|Area of Law:||Constitutional Law, Employee Law|
|Keywords:||Iowa Civil Rights Act (ICRA); Discrimination; Preemption|
|Cited Cases:||437 F. Supp. 2d 974; 629 N.W.2d 835; 473 N.W.2d 31; 695 N.W.2d 9; 436 N.W.2d 336|

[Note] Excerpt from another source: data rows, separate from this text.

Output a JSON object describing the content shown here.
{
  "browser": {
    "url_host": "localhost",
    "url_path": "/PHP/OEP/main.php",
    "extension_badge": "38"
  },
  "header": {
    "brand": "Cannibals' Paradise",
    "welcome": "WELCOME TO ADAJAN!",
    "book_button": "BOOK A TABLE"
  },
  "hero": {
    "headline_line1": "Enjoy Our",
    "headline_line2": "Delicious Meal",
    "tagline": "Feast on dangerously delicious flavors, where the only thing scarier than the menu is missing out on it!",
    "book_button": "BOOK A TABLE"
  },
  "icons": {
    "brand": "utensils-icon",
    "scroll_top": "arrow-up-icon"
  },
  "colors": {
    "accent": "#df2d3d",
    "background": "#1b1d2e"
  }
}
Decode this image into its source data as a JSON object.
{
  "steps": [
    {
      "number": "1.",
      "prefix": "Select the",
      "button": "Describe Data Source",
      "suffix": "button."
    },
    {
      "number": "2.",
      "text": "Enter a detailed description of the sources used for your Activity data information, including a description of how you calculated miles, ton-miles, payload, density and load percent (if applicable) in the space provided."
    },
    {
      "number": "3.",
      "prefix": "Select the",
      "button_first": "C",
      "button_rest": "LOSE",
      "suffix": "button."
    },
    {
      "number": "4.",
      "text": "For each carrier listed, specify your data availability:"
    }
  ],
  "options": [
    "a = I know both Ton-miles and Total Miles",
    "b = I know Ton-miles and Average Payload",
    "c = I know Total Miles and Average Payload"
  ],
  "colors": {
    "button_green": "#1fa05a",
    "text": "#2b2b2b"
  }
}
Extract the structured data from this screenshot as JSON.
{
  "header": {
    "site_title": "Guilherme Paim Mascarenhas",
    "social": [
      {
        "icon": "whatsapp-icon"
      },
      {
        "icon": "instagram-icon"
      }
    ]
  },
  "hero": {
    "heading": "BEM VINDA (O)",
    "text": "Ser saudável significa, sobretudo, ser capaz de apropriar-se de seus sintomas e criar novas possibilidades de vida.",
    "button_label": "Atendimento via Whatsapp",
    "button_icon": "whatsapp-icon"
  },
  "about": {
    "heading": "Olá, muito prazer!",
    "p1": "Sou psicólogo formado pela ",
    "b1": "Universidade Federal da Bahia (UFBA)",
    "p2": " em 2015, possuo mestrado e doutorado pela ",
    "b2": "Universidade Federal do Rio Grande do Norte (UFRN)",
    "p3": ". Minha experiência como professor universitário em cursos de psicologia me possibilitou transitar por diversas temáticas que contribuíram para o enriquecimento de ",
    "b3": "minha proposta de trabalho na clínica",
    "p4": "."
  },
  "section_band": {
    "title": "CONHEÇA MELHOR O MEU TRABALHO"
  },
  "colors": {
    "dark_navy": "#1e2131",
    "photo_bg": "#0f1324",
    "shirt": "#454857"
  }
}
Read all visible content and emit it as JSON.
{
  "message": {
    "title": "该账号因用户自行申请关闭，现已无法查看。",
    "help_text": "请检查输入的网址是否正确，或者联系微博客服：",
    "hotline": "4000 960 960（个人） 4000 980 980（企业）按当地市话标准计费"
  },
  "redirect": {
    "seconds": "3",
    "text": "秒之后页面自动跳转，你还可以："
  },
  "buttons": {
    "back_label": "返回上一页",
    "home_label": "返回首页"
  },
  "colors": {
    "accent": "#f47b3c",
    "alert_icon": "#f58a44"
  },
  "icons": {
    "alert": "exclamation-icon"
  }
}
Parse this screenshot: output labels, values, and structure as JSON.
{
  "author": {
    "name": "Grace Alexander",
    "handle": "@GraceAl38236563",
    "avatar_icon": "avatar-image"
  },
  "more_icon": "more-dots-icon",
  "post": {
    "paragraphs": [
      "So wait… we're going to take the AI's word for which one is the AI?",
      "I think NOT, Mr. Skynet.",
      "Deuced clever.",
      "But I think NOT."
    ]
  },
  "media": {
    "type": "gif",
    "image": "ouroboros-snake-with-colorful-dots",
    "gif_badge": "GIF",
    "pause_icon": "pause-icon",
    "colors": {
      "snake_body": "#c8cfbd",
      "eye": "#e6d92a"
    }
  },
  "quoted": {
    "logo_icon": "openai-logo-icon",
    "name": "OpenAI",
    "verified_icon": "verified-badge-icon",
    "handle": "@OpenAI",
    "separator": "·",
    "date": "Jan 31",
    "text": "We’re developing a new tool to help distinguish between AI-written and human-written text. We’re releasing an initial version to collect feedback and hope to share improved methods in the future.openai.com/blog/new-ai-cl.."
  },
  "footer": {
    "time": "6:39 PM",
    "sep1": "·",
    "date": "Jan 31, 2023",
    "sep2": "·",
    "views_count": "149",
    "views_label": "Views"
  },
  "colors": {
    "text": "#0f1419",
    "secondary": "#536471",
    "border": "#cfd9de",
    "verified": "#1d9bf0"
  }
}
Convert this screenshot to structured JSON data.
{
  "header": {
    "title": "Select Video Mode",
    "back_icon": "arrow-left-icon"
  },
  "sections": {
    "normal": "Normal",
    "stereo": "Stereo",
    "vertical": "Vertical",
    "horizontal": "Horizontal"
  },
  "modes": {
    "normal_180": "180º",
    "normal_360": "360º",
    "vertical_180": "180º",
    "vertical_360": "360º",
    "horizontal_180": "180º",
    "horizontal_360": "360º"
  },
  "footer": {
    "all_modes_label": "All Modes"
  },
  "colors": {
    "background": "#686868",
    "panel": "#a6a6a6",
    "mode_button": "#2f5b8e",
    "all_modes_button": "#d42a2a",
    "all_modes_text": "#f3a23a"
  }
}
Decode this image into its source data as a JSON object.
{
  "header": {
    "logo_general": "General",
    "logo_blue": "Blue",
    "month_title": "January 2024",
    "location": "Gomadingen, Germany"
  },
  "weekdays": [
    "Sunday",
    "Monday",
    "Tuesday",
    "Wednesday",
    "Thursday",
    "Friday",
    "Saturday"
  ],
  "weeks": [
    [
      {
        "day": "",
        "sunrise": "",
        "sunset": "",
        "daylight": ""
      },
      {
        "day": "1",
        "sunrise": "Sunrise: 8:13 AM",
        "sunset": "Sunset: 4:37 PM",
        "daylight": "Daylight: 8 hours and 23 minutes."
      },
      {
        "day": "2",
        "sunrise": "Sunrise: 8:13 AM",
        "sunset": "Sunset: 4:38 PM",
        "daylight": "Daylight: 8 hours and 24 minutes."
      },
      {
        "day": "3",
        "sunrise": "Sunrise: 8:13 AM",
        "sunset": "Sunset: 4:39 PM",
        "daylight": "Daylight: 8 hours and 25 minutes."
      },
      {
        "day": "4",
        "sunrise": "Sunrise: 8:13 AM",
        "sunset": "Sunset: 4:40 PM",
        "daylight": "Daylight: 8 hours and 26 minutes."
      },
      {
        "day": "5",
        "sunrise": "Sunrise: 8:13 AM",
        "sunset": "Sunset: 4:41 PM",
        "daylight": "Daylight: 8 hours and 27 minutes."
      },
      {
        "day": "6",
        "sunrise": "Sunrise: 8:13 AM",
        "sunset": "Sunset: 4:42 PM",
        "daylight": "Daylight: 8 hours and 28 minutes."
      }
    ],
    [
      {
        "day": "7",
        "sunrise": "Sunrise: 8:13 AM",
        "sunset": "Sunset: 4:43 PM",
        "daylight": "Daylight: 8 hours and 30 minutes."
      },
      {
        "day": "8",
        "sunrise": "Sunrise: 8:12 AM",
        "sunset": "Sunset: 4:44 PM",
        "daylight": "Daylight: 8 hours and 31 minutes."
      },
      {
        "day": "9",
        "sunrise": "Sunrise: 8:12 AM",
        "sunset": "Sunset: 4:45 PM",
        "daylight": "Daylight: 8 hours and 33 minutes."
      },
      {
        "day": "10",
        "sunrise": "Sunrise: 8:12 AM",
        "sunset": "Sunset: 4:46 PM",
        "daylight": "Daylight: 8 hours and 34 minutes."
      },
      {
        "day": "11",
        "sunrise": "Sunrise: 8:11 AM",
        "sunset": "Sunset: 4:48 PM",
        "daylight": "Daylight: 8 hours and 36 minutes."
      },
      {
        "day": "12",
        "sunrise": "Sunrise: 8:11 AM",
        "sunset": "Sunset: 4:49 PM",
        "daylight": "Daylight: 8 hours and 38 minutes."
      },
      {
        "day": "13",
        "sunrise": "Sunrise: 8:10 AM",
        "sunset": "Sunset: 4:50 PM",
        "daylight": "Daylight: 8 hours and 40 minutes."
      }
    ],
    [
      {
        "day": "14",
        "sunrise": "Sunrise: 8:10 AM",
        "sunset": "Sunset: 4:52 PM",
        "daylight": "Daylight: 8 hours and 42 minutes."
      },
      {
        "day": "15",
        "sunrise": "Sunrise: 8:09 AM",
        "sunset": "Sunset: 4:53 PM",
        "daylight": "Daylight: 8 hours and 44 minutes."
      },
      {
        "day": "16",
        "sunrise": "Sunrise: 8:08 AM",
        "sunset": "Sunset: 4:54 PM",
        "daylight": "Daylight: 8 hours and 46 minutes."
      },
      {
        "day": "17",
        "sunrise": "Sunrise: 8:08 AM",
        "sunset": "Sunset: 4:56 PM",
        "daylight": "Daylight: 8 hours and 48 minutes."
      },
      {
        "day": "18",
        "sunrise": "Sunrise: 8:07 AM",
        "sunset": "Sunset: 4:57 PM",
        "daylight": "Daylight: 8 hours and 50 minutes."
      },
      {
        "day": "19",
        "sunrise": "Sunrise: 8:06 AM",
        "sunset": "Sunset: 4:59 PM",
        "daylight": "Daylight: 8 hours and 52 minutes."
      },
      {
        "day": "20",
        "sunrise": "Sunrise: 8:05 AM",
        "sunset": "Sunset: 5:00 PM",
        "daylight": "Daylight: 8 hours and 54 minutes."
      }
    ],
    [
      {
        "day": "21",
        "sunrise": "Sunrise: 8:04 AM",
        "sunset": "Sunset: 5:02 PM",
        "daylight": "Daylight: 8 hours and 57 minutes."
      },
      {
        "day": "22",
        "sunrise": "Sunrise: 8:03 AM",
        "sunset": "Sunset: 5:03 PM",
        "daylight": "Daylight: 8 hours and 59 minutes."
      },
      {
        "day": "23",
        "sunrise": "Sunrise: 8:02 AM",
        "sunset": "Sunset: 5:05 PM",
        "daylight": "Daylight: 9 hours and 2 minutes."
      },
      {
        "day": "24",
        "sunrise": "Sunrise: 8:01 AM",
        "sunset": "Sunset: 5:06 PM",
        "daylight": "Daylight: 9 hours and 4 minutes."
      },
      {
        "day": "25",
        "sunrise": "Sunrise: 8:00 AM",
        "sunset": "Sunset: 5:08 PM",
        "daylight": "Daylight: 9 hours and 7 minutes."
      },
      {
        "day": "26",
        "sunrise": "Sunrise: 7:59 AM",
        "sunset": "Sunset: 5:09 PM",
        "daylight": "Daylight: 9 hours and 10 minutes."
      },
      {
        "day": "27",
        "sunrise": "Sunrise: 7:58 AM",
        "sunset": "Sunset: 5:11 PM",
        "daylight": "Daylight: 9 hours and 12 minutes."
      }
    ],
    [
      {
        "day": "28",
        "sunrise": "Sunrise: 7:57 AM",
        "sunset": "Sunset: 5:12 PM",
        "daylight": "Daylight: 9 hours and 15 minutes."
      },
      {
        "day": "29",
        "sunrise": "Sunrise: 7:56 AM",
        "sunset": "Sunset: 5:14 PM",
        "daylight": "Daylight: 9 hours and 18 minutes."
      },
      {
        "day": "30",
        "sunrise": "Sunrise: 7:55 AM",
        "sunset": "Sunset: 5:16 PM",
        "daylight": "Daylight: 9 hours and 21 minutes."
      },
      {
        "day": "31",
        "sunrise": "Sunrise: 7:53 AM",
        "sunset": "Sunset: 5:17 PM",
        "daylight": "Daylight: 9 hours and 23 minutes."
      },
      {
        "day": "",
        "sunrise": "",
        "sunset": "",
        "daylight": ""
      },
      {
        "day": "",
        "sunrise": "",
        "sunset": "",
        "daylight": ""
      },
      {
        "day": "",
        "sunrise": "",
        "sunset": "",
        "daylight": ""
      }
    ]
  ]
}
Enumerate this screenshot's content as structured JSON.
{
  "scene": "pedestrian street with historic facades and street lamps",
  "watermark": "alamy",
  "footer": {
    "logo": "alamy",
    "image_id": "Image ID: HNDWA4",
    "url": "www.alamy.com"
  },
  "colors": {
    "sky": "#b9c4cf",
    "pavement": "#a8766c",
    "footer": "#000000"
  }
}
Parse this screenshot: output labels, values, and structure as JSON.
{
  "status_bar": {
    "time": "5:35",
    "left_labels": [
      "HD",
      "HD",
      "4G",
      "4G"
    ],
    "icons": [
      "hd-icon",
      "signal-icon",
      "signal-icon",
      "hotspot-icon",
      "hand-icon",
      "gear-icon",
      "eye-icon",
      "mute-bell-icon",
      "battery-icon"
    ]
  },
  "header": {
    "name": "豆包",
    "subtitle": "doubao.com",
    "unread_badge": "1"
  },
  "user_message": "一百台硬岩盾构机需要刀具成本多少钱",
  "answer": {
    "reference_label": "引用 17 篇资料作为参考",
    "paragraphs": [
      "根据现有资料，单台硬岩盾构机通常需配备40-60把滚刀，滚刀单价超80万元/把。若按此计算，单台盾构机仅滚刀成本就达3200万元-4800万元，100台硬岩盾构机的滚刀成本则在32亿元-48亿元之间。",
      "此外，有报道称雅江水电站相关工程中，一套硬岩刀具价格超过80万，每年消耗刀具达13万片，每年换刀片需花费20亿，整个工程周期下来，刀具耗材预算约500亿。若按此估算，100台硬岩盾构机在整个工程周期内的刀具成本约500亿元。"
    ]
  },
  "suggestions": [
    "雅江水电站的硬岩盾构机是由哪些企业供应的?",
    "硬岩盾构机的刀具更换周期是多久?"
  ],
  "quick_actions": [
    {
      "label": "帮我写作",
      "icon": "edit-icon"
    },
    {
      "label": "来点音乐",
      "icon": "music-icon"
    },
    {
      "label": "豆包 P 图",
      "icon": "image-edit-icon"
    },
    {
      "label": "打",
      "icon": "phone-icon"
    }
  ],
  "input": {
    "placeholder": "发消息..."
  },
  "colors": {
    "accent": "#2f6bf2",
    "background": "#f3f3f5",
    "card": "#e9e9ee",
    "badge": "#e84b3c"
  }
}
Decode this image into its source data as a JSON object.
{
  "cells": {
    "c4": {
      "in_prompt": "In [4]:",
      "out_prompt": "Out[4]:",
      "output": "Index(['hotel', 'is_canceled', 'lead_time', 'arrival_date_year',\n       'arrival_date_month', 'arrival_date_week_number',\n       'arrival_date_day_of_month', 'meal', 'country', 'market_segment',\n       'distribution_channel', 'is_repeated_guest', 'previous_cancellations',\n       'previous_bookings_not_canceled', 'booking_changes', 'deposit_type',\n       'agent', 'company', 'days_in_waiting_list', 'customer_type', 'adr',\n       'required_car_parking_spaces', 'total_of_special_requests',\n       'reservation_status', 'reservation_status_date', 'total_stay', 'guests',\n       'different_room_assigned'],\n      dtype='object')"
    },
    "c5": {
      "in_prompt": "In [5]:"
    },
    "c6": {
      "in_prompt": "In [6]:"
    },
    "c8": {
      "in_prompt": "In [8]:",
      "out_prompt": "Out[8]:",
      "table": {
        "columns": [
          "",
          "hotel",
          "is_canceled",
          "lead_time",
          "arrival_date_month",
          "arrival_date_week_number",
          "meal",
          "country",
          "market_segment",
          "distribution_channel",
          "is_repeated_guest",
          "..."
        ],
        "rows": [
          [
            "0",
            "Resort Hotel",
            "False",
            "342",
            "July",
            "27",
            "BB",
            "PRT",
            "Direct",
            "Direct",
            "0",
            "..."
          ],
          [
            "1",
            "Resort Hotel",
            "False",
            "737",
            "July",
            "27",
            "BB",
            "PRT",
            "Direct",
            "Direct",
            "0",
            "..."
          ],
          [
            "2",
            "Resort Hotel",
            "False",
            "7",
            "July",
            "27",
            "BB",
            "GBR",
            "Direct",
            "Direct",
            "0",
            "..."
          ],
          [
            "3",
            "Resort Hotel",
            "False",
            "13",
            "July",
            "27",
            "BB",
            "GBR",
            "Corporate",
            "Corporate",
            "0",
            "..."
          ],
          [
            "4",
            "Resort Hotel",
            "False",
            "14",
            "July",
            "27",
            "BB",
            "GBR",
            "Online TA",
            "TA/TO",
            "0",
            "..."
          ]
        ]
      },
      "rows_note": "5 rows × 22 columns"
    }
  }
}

The statutory language of the Iowa Civil Rights Act (ICRA) plainly restricts a plaintiff’s ability to pursue remedies for violations of the ICRA. However, it appears that a common law claim may not be subject to such restrictions. In Waterman v. Nashua Plainfield Cmty. Sch. Dist., the plaintiff, Waterman, served a complaint on the defendant, Nashua Plainfield Community School District, with five counts: breach of contract, promissory estoppel, denial of equal protection, failure to pay wages, and denial of due process. 446 F. Supp. 2d 1018, 1021 (N.D. Iowa 2006). Her equal protection and due process claims were brought under 42 U.S.C. § 1983. Id. Waterman alleged that she was a teacher with a written contract from 1963 to 2002. Id. On January 28, 2002, the school board passed a new “One Year Early Retirement Program” where eligible employees could elect to retire early and receive a lump-sum of eighty percent of their 2001-02 school year or apply that money to future health insurance costs up to age sixty-five. Id. Waterman timely elected to participate, but the superintendent informed her she did not qualify for the program because she turned sixty before June 1, 2002. That same day, the school board accepted her resignation. Id.
Nashua argued that Waterman was required to exhaust administrative remedies under the federal Age Discrimination in Employment Act (ADEA) and the Iowa Civil Rights Act. Id. at 1023. The court observed that under the ICRA, “[a] person claiming to be aggrieved by an […]